→ **PROBLEM TO WORK ON**:
Report, from the records below, every line where the word "Learn" appears.

→ **SUPPLIED RECORDS**:
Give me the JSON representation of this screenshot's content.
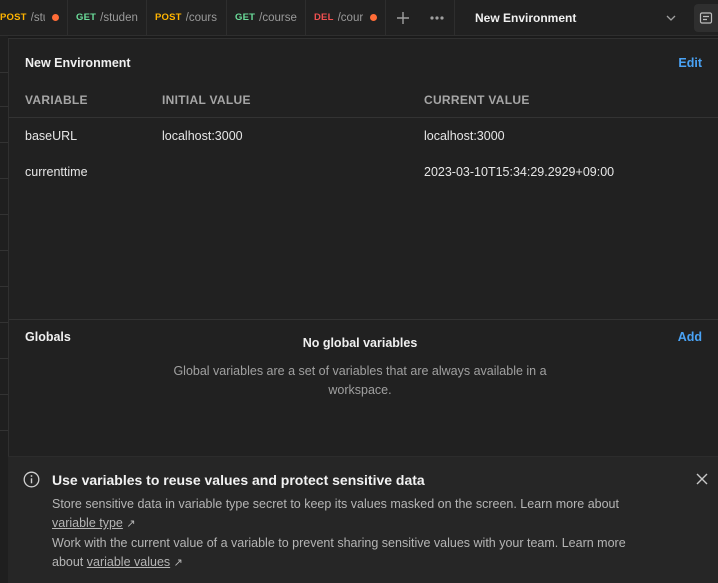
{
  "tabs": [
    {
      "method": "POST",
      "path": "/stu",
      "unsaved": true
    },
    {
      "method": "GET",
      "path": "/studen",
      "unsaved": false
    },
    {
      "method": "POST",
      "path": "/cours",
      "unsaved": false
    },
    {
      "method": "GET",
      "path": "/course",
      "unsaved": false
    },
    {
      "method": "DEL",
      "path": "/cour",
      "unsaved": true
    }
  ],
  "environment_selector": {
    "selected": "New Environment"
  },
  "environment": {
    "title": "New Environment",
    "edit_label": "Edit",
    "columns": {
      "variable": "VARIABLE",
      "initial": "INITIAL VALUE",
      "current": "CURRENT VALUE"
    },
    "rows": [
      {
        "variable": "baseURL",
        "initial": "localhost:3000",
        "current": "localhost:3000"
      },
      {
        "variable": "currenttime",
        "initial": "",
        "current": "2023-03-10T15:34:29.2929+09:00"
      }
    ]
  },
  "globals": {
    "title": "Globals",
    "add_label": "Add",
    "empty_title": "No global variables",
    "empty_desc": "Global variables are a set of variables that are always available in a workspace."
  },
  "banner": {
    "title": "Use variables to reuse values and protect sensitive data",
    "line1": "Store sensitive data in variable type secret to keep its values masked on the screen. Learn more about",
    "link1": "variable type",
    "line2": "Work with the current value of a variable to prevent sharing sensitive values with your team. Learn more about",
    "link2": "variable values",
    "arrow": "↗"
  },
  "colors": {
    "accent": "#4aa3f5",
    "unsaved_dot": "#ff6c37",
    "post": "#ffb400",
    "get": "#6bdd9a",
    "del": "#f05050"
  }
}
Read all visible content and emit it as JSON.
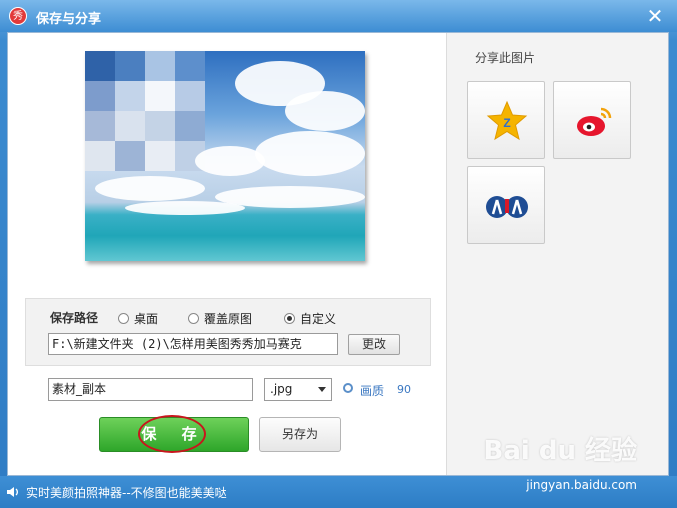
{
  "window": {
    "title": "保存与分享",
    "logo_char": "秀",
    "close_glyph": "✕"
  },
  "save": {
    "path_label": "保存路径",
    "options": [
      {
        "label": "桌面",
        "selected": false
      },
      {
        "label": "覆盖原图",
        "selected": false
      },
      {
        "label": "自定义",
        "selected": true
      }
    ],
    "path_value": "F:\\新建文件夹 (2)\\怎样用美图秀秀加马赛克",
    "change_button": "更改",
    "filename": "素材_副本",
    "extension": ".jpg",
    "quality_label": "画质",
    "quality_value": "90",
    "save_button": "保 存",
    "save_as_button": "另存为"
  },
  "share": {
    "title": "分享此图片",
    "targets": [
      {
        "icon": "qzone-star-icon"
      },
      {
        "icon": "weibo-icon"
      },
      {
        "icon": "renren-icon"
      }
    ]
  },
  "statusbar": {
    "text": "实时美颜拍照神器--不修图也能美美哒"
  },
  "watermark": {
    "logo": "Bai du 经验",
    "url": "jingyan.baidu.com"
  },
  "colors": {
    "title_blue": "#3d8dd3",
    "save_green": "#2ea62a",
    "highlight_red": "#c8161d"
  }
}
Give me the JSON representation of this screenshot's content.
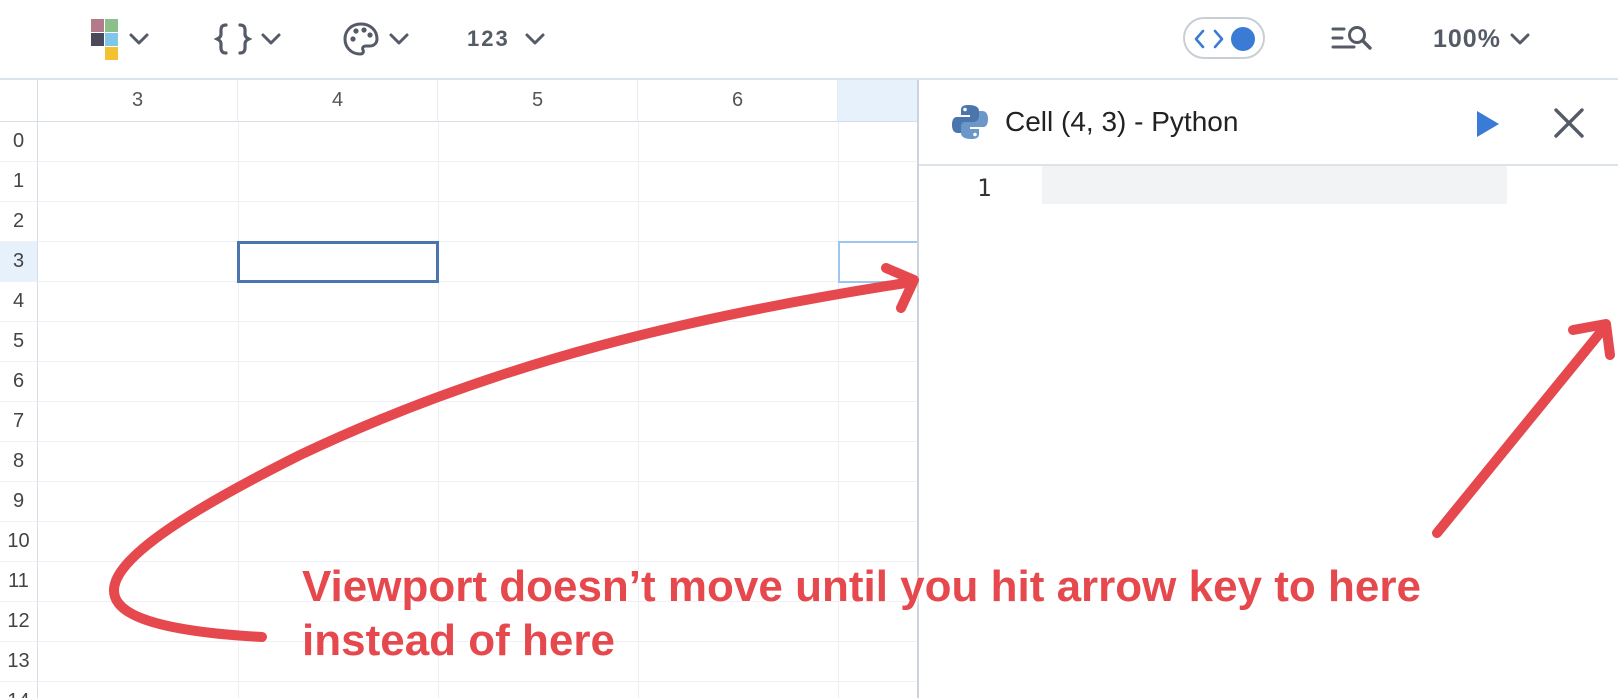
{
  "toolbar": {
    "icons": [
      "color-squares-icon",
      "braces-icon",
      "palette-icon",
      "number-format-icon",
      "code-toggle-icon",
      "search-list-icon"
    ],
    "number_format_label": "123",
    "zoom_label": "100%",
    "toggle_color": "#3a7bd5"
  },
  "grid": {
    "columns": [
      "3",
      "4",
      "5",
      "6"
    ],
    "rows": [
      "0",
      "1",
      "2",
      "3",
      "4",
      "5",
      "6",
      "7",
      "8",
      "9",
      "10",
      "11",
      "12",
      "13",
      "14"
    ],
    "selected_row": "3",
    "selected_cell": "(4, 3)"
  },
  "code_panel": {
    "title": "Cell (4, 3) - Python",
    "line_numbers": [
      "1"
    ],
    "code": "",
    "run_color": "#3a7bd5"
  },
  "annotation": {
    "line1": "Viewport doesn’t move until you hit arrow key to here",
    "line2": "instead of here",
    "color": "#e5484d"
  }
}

→ **RESPONSE TO THE EXERCISE**:
    "line1": "Store sensitive data in variable type secret to keep its values masked on the screen. Learn more about",
    "line2": "Work with the current value of a variable to prevent sharing sensitive values with your team. Learn more about",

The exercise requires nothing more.